Computing power is predicted to exceed human computing power sometime around 2030. But it’s really anyone’s guess. I call bullshit on “experts” claiming to know what the singularity looks like, or what the next decade of AI in politics and public affairs could be.
Consider this: The McKinsey Global Institute stated recently that AI automation could take over tasks accounting for 29.5 percent of hours worked. I think that is less so for politics and public affairs. The more realistic play for anyone in our business is to master the tools we have in hand today, rather than plan for staff cuts necessitated by AI tools.

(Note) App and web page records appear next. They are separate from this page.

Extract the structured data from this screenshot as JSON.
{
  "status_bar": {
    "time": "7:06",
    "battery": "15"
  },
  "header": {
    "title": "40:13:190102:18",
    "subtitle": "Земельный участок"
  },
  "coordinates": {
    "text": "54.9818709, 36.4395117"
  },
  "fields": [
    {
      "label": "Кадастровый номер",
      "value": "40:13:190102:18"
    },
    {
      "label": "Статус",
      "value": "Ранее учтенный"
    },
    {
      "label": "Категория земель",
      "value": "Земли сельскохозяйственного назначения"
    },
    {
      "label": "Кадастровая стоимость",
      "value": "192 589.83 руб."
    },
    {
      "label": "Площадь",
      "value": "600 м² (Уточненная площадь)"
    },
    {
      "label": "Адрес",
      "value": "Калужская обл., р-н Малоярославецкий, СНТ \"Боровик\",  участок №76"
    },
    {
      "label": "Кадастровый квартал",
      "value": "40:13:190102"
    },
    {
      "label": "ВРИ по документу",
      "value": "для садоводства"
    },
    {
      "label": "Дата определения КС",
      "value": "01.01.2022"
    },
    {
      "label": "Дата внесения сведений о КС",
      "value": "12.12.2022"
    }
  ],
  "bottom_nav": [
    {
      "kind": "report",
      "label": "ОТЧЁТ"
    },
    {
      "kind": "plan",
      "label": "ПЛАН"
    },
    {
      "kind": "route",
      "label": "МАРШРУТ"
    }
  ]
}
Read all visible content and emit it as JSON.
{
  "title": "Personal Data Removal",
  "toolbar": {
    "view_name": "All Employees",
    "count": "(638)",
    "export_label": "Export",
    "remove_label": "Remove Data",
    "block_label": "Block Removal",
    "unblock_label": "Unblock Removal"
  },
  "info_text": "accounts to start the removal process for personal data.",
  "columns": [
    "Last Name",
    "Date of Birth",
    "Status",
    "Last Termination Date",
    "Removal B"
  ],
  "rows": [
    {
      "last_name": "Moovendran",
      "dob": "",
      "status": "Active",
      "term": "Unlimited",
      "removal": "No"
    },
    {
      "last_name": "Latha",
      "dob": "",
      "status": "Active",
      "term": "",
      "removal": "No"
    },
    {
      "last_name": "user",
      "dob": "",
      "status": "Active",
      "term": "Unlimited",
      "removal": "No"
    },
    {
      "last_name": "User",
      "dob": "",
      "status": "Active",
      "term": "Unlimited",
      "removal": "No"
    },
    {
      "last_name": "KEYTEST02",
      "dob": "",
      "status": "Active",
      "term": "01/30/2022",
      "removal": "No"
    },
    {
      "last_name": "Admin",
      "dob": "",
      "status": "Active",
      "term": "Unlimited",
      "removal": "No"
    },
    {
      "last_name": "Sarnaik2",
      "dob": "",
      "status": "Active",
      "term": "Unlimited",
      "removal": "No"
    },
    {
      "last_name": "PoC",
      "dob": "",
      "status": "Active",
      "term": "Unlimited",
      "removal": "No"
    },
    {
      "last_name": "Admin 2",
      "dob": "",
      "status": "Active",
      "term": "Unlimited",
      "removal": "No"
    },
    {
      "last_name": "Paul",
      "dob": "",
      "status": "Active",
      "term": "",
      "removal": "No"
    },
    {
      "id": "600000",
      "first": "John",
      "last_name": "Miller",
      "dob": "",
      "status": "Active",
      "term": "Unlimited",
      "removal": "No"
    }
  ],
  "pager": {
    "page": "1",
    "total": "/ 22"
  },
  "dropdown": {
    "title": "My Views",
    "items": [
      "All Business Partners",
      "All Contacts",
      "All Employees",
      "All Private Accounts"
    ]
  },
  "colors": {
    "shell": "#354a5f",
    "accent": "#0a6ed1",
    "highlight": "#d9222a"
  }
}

In that 2006 article, we asked whether AI would replace the general consultant, like the supercomputer WOPR in the 1983 film War Games replaced generals in waging nuclear war. The concept is as fantastical today as it was 40 years ago.
War, like campaigning for public office, is an art. Computers will not be launching bombs or campaigns until the singularity arrives as late as 2030. If AI makes you nervous now, just wait until quantum computers give ChatGPT one million times more computing power than today. But that still doesn’t change the fact that politics and public affairs is an art not a science.
The only person to get this right in that 2006 article was MysteryPollster’s Mark Blumenthal, who said that building an AI model for a campaign isn’t realistic: “Political strategy is an art. I can’t imagine, given our current knowledge of computers, how you could build an AI engine that could take it all in.”
Investors have asked me the same question for twenty years and I have given the same answer.
The AI Revolution predicted in this publication some two decades ago is canceled. Political and public affairs practitioners have replaced it with little conveniences creeping into our business routines. For example, replacing stock images with Dall-E. Replacing well-paid fundraising and search content writers with ChatGPT. Replacing volunteer phone banks with a chatbot in the candidate’s simulated voice. Flagging potential voter fraud by examining turnout data. Optimizing for better performing digital ads. Generating insights on massive data sets.
AI does all of that in the background every day. But replacing the general consultant? Nope.
Jordan Lieberman is the CEO of Powers Interactive, a programmatic media company.